Call of Duty: Advanced Warfare is a first-person shooter and the latest instalment of a long series that slowly went downhill, but developer Sledgehammer Games have managed to revive the franchise by doing something new whilst at the retaining all the things that first made Call of Duty the defining shooter. The release date is technically today, but servers opened 24 hours early for all players.
The game ships with three modes: a single player campaign, a co-op mode and the main star of the show, the multiplayer. The single player campaign is a 6-8 hours long and the narrative is still one of the main criticisms, however Martin Robinson at Eurogamer states: “Kudos to Sledgehammer, though, for keeping the narrative through-line clean, for involving you in the theatrics and for crafting a story that is at least coherent, even if it does all fall a little flat… It’s hard to care, though, when the toys excused by the setting are so fine, the gadgets so joyous to play with. You’re no longer a soldier lost in the noise of war – you’re a superhero, cutting through the fury with superpowers of your own.”
The co-op campaign isn’t talked about much and the general consensus seems to be that it is good but not great.

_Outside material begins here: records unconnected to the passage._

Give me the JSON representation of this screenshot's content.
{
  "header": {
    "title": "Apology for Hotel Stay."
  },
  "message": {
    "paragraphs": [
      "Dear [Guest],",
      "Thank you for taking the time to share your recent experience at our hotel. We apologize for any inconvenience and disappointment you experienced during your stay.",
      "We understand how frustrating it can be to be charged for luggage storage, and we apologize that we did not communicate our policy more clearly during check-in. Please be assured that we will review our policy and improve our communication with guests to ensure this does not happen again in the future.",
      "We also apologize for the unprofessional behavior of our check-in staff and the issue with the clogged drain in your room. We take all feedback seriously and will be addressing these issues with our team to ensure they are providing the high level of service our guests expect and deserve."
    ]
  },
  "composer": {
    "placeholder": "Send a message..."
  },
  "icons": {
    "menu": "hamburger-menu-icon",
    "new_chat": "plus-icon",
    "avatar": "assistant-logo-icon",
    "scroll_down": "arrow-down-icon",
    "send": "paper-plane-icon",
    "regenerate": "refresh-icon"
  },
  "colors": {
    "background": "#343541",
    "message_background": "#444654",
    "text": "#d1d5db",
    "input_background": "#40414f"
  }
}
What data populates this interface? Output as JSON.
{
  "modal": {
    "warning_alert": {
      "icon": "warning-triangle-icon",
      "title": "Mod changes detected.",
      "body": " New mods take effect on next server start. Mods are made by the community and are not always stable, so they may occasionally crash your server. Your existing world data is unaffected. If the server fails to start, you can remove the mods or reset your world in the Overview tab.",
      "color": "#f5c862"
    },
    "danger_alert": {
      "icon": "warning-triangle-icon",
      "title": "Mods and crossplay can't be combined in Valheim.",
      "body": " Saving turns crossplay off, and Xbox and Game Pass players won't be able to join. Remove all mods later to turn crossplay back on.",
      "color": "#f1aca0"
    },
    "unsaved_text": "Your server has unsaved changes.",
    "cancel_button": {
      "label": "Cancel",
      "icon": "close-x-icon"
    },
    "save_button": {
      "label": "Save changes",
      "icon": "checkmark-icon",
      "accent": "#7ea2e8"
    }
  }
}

Arthur Gies at Polygon summarizes it as ” a wave-based survival mode taking place on the multiplayer maps, where you earn points to buy better weapons and upgrades for your exo. There are wrinkles that mix things up a bit. For example, some waves have objectives that need to be completed to avert additional obstacles, like a glitched-out exo. It’s all competent enough, but it lacks the distinctive identity that powers the zombies mode in developer Treyarch’s Call of Duty games.”
The multiplayer is where Call of Duty: Advanced Warfare shines. The exosuit is the most talked about new feature. Jeff Gerstmann at Giant Bomb talks extensively about the game in his review and concludes it with: ” It’s the best multiplayer the game has seen in some time and the whole thing totals up to a satisfying, if familiar experience.”
First person shooter fans are probably already playing Call of Duty: Advanced Warfare. It is not a title or a franchise that was made for me as much as I enjoy shooters. I don’t move fast enough, think fast enough, my muscle memory is terrible and it takes me a lot longer to learn and improve at much smaller increments. Advanced Warfare is game that plays in three dimensions not two, offers and requires player mobility as Polygon’s review states: “There’s less safety, less predictability, and it combines with some of the best map design the series has seen — hiding places never have total cover, and corners are hard to find. Sight lines exist all over, but there’s just as many means of breaking out of a field of fire by using a boost or performing a running slide.”
There are two new features to help out new, inexperienced, rusty and clumsy players. The first is a virtual arena. “… a press of a button in the pregame lobby will take you and your loadout more or less instantly into a virtual arena where you can fire on targets and get to know your guns without feeding yourself to the wolves.”
The second, highlighted by IGN’s review: “If you’re rusty, you can jump into the Combat Readiness Program before trying out true multiplayer. It’s a noob-friendly environment where there are no kill cams, no post-game scoreboards, and a mixture of nameless bots and players. Anyone who racks up too high a body count gets locked out to avoid discouraging new players, making it a much more casual-friendly zone where you can kick back and enjoy yourself without pressure.”
If you’ve ever wanted to try a shooter, or have done in the past and it didn’t go well, despite Call of Duty’s reputation of being the shooter that defines shooters, of ruthless multiplayer matches where anyone below the threshold dies over and over, these two features, combined with a solid coop campaign, even if the story is a little weak and a good co-op mode, could make it a more accessible shooter than any of its predecessors.